++++ Exercise data
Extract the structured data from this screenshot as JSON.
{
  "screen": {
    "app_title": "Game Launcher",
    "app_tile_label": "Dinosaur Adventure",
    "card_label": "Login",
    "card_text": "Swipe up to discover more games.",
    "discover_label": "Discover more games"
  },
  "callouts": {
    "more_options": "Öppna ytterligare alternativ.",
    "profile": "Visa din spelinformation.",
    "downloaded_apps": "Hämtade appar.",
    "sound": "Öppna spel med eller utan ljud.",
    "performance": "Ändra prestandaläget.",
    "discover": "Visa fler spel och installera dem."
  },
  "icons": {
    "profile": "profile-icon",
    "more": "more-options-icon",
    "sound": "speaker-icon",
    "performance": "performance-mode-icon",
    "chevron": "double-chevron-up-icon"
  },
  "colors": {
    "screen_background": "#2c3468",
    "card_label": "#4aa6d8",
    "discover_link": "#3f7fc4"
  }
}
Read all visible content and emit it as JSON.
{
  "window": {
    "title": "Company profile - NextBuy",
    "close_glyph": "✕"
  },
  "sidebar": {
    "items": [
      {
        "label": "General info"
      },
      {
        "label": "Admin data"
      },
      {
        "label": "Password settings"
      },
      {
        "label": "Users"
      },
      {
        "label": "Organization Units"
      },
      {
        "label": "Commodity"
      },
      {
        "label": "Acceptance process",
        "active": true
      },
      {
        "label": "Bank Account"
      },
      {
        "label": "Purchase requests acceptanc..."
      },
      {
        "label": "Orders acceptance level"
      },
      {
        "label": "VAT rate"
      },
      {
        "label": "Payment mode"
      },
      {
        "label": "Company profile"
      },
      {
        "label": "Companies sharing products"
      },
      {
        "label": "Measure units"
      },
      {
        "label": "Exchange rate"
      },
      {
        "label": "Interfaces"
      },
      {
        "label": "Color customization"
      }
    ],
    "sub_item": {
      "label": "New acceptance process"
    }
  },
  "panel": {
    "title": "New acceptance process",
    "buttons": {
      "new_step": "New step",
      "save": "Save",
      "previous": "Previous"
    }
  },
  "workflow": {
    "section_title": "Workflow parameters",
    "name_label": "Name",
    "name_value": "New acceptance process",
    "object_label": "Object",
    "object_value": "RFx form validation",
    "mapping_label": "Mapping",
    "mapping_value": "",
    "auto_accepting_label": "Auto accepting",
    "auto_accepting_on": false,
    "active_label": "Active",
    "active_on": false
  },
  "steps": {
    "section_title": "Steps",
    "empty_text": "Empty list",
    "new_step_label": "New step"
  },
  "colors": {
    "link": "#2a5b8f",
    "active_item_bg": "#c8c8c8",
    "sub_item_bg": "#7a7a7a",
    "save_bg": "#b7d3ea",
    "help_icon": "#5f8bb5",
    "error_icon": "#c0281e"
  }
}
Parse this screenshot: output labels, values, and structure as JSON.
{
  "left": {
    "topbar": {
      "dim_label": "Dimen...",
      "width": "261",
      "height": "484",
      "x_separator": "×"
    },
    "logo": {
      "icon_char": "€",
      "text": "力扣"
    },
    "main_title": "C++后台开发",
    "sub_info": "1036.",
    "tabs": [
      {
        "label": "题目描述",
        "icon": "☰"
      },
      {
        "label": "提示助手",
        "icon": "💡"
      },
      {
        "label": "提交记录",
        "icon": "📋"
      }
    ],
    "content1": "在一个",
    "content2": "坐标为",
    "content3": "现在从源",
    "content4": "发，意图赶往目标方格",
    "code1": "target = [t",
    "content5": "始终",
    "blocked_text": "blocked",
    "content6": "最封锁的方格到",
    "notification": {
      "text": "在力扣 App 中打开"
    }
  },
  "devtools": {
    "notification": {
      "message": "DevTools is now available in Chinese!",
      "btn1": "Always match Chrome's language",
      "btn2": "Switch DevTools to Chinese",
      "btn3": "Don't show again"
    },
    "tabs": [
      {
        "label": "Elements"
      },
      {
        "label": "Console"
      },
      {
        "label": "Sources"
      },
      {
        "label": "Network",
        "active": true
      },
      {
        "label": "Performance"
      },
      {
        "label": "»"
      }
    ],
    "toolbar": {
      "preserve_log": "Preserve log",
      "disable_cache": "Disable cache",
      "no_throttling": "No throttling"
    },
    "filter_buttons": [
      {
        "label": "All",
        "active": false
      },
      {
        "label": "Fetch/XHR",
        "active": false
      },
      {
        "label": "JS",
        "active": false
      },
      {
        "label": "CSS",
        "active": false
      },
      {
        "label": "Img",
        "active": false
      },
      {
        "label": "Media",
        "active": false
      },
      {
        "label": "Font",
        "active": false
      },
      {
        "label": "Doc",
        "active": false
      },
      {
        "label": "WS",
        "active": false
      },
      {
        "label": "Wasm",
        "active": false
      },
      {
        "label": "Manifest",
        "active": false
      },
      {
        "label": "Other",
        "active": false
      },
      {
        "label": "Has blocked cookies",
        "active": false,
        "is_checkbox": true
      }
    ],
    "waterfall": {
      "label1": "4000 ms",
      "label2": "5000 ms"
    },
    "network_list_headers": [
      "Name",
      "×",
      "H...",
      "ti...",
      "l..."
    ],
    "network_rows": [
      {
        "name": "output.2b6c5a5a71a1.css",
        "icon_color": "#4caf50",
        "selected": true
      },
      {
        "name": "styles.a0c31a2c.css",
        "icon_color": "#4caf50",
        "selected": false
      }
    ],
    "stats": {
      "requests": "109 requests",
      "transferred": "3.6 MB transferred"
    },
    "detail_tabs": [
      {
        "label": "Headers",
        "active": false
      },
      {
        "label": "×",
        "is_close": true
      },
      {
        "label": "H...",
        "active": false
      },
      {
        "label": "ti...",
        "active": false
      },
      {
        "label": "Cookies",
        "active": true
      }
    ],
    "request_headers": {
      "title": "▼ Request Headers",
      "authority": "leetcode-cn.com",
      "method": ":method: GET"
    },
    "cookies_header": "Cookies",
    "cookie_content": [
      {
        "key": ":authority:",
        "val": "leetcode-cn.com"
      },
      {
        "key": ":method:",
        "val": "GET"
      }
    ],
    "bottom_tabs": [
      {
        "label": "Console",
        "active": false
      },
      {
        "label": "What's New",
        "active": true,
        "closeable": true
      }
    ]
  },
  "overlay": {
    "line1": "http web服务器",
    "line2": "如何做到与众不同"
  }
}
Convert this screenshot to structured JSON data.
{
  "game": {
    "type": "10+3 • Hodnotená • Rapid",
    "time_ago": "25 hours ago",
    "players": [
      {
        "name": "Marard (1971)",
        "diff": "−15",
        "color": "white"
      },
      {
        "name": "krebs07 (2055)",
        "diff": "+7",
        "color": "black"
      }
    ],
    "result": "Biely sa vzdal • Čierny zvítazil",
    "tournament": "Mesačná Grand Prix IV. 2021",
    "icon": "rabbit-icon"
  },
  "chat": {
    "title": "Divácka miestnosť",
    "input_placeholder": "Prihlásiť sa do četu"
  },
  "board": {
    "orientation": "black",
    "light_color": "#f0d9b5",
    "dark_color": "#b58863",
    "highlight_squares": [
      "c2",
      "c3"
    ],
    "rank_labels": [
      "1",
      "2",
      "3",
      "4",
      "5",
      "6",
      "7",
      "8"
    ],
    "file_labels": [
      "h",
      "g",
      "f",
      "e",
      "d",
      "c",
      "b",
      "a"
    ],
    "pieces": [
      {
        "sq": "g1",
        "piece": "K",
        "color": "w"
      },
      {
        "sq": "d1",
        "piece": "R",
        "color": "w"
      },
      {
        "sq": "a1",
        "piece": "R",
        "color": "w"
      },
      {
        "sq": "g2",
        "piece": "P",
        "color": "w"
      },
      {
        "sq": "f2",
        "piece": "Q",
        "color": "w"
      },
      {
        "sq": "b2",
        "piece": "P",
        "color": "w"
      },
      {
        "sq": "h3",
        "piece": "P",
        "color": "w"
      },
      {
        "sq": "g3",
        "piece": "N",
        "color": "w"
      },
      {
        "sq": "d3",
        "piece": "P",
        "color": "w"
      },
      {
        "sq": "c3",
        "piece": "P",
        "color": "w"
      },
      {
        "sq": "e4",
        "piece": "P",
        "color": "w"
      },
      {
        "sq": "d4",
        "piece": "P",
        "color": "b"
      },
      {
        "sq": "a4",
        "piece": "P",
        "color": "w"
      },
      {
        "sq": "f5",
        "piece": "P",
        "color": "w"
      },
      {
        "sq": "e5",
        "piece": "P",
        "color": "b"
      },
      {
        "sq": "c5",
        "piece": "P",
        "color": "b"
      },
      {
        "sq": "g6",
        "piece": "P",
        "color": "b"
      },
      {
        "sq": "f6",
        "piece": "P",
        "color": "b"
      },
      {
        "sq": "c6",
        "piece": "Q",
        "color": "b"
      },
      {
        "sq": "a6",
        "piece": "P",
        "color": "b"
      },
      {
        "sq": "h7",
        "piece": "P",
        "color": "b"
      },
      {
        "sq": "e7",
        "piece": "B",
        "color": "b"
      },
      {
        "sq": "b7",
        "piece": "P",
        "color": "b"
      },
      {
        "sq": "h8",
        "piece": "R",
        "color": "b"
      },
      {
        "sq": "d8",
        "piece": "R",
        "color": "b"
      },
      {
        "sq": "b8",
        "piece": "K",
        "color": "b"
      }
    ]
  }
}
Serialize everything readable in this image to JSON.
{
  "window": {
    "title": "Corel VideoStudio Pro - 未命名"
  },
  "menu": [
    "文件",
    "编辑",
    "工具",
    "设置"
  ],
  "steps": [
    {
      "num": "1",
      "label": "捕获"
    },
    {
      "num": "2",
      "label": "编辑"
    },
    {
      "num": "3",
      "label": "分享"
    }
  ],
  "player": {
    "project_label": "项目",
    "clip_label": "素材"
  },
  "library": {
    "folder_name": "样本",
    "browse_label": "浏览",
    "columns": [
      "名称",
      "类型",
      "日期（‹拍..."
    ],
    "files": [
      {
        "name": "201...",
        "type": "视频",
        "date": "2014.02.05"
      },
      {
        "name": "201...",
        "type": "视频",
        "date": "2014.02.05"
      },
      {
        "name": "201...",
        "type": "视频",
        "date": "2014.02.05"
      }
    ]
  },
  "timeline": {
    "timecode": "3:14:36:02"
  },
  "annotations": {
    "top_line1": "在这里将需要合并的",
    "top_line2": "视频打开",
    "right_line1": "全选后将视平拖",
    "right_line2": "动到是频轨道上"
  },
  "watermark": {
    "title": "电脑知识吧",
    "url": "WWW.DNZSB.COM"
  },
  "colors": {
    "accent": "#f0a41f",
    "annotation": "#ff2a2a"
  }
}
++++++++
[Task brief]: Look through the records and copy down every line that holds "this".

[Written answer]:
Extract the structured data from this screenshot as JSON.
Parse this screenshot: output labels, values, and structure as JSON.
Convert this screenshot to structured JSON data.
Serialize everything readable in this image to JSON.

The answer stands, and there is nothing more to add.